> _Exercise aim_
In the data that follows, find each line containing "caption" and copy it.

Data records for software interfaces:
····················

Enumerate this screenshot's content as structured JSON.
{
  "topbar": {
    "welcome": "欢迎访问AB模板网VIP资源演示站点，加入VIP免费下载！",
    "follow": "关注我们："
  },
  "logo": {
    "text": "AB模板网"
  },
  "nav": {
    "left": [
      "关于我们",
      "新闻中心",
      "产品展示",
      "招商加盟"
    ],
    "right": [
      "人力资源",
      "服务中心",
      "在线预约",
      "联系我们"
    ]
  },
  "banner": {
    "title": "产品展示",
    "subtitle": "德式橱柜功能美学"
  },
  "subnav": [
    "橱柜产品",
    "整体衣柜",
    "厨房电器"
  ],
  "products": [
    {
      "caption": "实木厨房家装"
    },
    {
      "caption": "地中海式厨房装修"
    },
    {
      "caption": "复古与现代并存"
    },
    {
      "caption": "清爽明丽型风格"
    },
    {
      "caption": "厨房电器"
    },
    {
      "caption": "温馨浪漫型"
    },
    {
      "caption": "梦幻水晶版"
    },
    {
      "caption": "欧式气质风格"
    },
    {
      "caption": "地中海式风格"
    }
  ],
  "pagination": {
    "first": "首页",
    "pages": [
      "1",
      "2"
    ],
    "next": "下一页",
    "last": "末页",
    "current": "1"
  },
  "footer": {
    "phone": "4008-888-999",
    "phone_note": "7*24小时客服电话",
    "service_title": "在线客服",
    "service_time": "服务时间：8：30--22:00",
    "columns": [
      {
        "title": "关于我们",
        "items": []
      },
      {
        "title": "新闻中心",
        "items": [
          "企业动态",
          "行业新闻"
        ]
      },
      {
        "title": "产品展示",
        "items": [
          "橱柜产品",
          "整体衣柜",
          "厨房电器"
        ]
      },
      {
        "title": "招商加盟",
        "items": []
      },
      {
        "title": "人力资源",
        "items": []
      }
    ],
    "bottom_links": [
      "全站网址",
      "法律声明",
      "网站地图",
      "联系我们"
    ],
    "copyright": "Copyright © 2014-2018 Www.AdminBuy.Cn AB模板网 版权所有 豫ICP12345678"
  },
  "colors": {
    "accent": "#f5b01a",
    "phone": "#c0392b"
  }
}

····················

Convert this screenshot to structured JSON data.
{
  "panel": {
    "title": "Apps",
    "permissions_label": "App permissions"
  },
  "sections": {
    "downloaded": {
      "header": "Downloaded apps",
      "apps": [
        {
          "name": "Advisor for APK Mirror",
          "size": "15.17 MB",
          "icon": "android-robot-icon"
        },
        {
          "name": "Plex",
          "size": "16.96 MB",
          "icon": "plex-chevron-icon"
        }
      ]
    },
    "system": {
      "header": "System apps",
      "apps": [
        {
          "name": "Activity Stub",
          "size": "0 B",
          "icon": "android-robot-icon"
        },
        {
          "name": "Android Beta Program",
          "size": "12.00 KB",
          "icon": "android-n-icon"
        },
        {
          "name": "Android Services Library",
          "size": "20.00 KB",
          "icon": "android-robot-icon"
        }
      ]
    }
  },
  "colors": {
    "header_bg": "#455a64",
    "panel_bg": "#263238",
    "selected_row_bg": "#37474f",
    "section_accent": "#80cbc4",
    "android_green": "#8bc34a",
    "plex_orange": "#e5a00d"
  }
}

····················

> _Answer area_
      "caption": "实木厨房家装"
      "caption": "地中海式厨房装修"
      "caption": "复古与现代并存"
      "caption": "清爽明丽型风格"
      "caption": "厨房电器"
      "caption": "温馨浪漫型"
      "caption": "梦幻水晶版"
      "caption": "欧式气质风格"
      "caption": "地中海式风格"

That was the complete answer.